Potatoes

Snow Peas

Cauliflower and broccoli are growing like weeds, and the lettuces have reached that cute stage where they are large enough to actually *look like* lettuces, but so small they look unreal.

She thinks we have voles, and I am inclined to agree.  So yesterday we picked up some caster oil granules and strew them into the boxes.  I can never think of castor oil without thinking of cod liver oil.  My parents decided on advice (of who, I forget; perhaps a mean doctor or a meddling great-aunt) that at the age of five I needed dousing with the stuff.  I could tell right away that this was going to be awful, but they looked very serious so I opened up and let them feed me a big spoonful.  It was the worst thing.  I’m told I looked up at them like a beaten animal and said, “I wouldn’t feed that to a dog” then went outside and sat on the rear steps staring off into space.  They never had the heart to give me another dose.

We harvested lettuces this week,  enough for 2 weeks of regularly eating salads, and only got about 25% of the lettuces.  So we’ll be eating salads for at least a month, by which time, I expect the next planting will be ready.  We also harvested radishes and carrots, small but tasty.

The Kentucky colonel mint is coming up next to the compressor, but my lime mint hasn’t made an appearance yet, though I’m keeping my fingers crossed.  The blueberry bushes are busy generating little pods that will become blueberries.  The fig bushes have nice leaves now.

The snow peas are doing well.  The sugar snap peas look as though the heat has inspired them to say, “Well, we never germinated well this spring, what with the 20 degree February all month, so we just give up”.  Actually I trellised 2/3rds of a box of them, but that is far short of the 2 boxes we planted in them.

Radishes

Radishes

Broccoli Raab

Indoors, the seedlings are doing their best to make our efforts last year look laughable.  It is a veritable jungle in the basement, all our tomatoes are 8” high or more, and we had to raise the light over them 3 times in the past 10 days.  The celery is booming, and all the peppers are gamely and uniformly pluggin’ along.

Celery

Tomato Seedlings

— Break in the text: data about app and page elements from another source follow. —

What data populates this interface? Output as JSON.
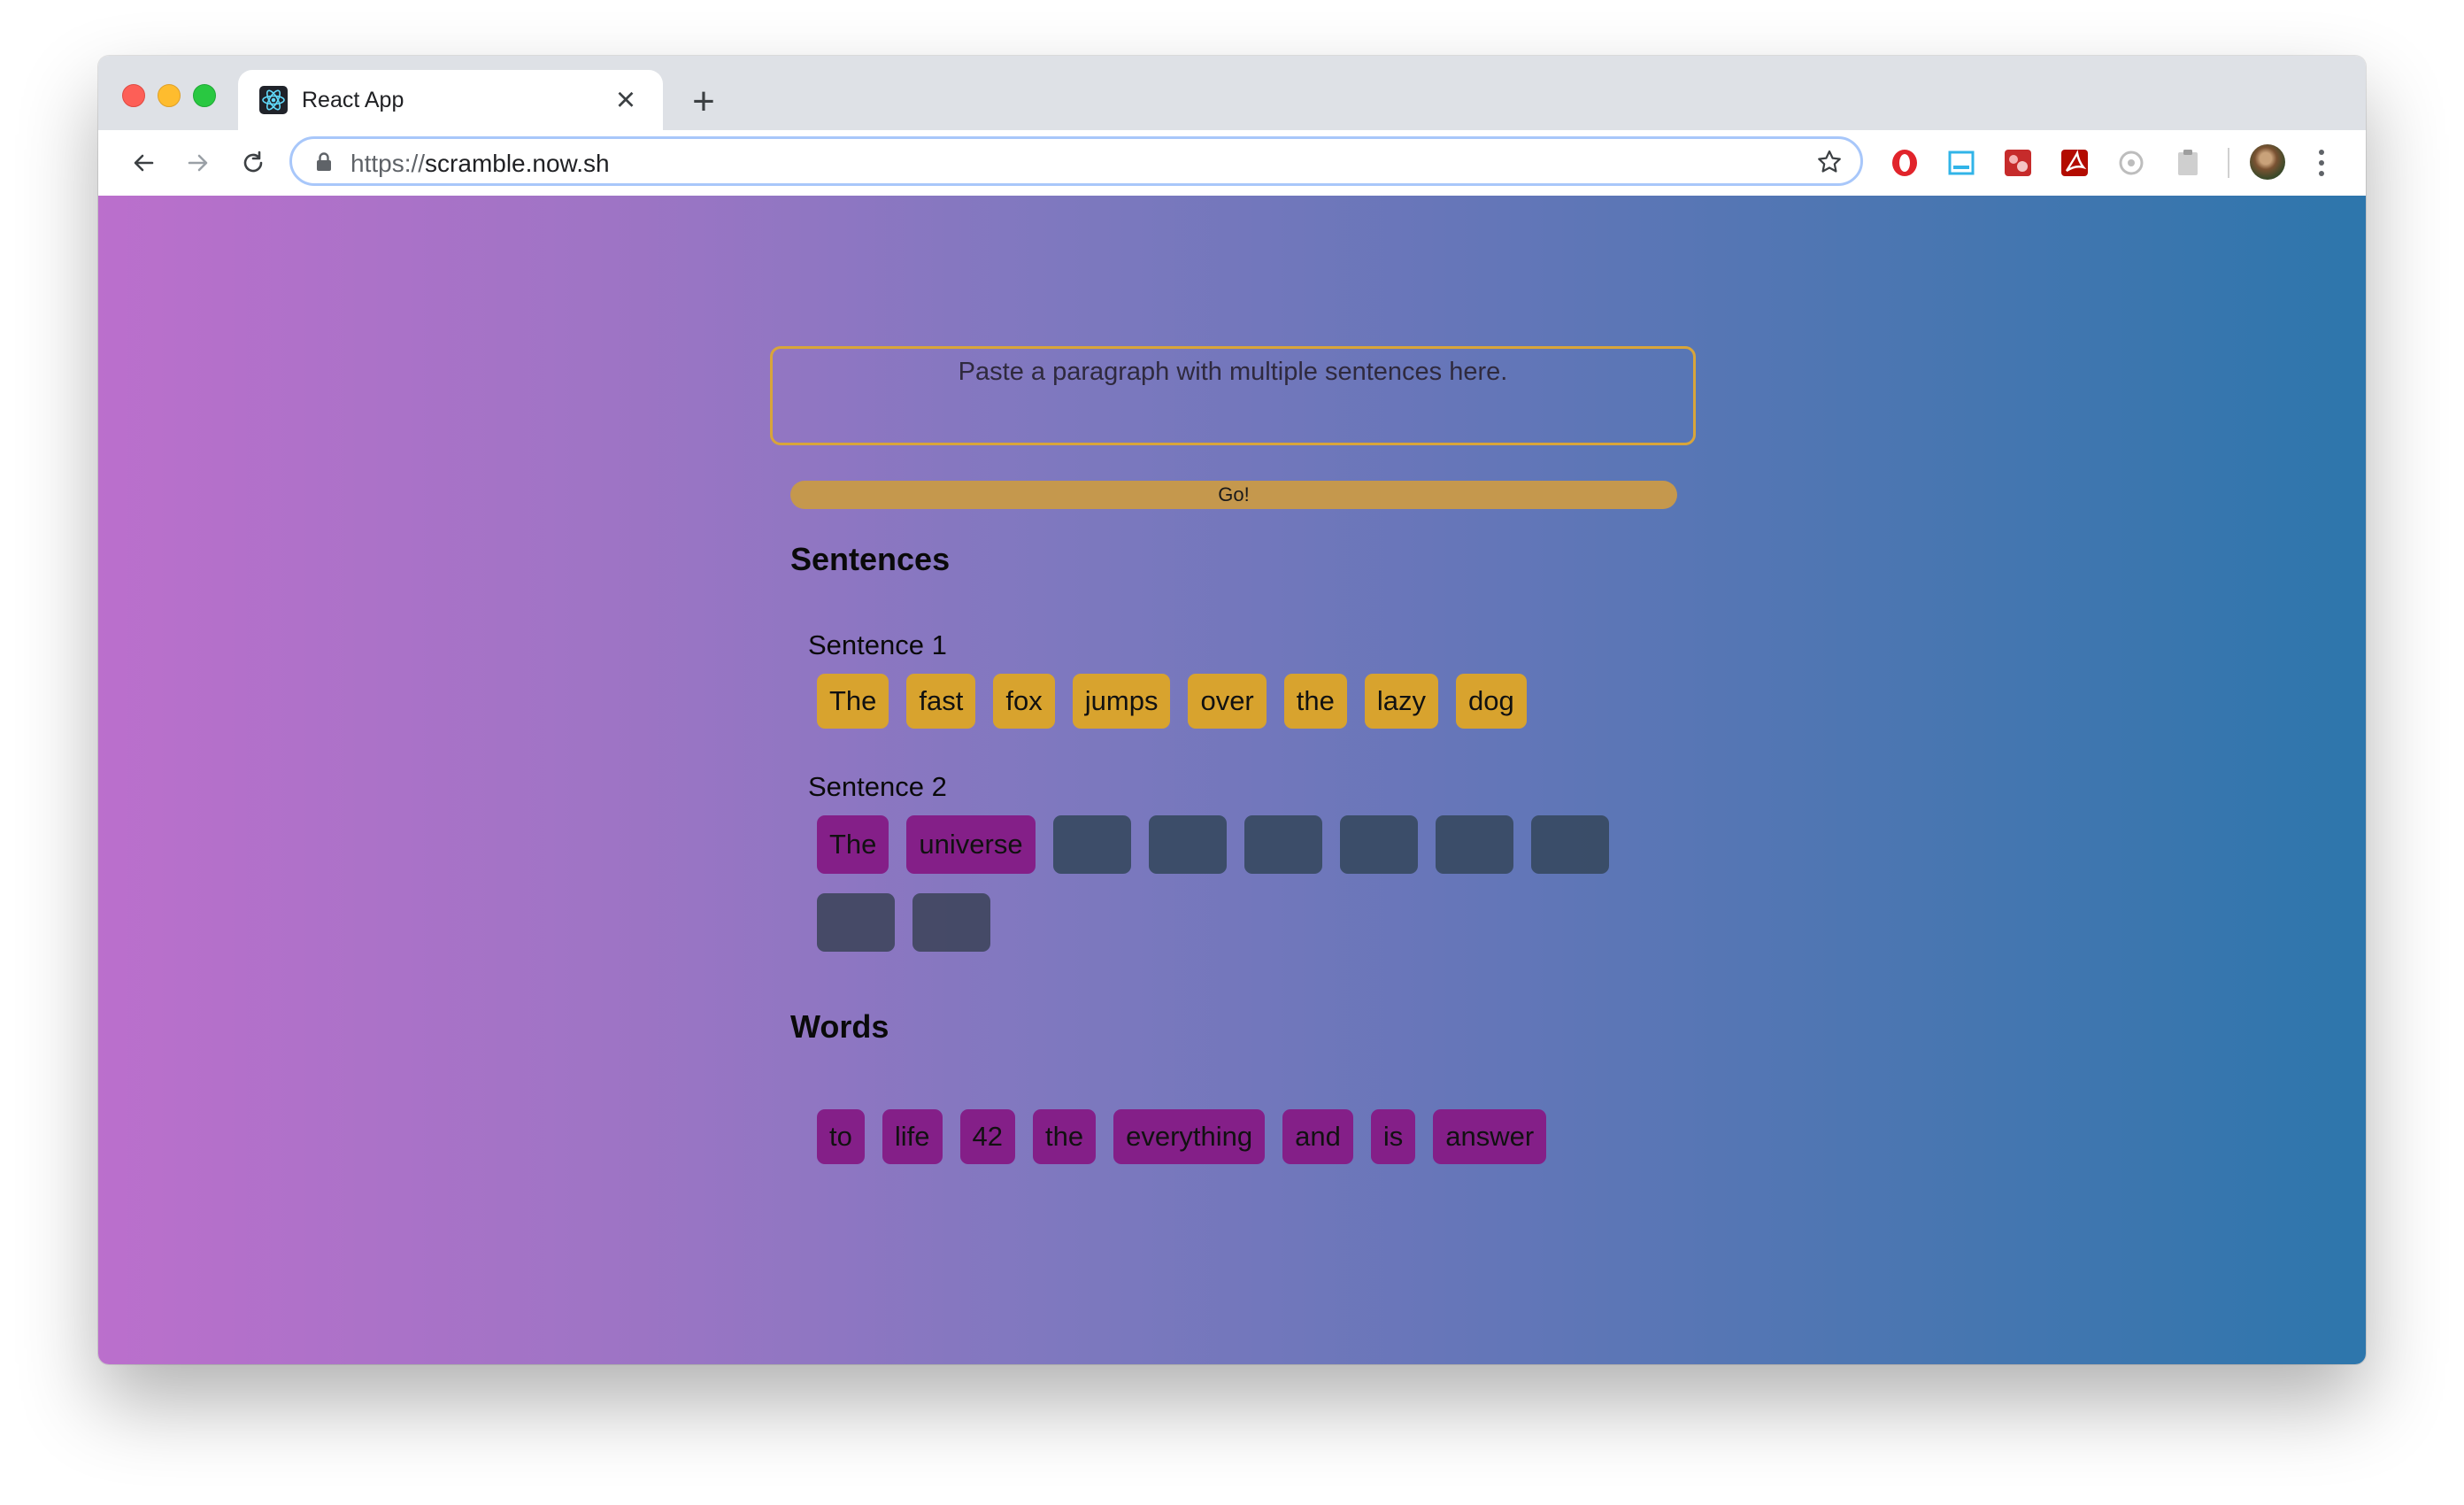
{
  "browser": {
    "tab_title": "React App",
    "tab_close_glyph": "×",
    "new_tab_glyph": "+",
    "url_scheme": "https://",
    "url_host": "scramble.now.sh",
    "extensions": [
      "opera-icon",
      "tab-icon",
      "photo-icon",
      "adobe-acrobat-icon",
      "gear-extension-icon",
      "clipboard-extension-icon"
    ]
  },
  "page": {
    "input_placeholder": "Paste a paragraph with multiple sentences here.",
    "go_label": "Go!",
    "sentences_heading": "Sentences",
    "words_heading": "Words",
    "sentences": [
      {
        "label": "Sentence 1",
        "words": [
          "The",
          "fast",
          "fox",
          "jumps",
          "over",
          "the",
          "lazy",
          "dog"
        ]
      },
      {
        "label": "Sentence 2",
        "placed_words": [
          "The",
          "universe"
        ],
        "empty_slots": 8
      }
    ],
    "word_bank": [
      "to",
      "life",
      "42",
      "the",
      "everything",
      "and",
      "is",
      "answer"
    ]
  },
  "colors": {
    "gradient_left": "#bb6fcc",
    "gradient_right": "#2d76ac",
    "solved_chip": "#d8a32e",
    "word_chip": "#841f88",
    "empty_slot": "#374a62",
    "go_button": "#c5984d",
    "input_border": "#d8a53a"
  }
}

When she saw the planting jig made by Laura at Modern Victory Garden, I knew by the look on her face that soon I’d be making one.  And I did.  The instructions for making one were easily followed, and the result is a prideful thing.  I used scrap plywood.  The first one is 20″  by 24″, and has 2” spacing.  The second one I’m making is pegged at 1” intervals and is only 4” wide but 48” long.  This will allow us to easily make long rows down one side of a box, so if we’re growing tomatoes or cucumbers or something else tall and trellised on one side, we can move to the other side and run a row of something.

2" planting jib

Jig with handles

4" by 4' jig

For the mathematically inclined, if you are planting something like radishes or carrots on the long narrow one, that is 192 plants per jig, or 576 plants in a 12′ row.  If you wanted to plant a whole 12′ box of them, it would be 2880 plants.  For anything on a 2″ or 3″ spacing, the results are 96 for the jig, or 288 plants in a row.  That’s a nice addition along side a row of 10 tomatoes in a box.

My father gave us 2 brandywine and 2 better boy seedlings he grew from seed, along with 4 water wall day-glo plant protectors.  I set them out in a box, set the water walls around each one this past Monday, and they’re looking fine.  With luck, these 4 plants will start producing tomatoes weeks ahead of the rest of ours.

Water walled tomatoes

These are moonflower pods.  In them were these seeds.

Moonflower

Moonflower Pods

Pod

Pod Close-up

Seeds

Moonflower Seeds

The last average frost date is this week.  That means that as of tax day we can start direct seeding, and putting many of the rest of our seedlings in the ground..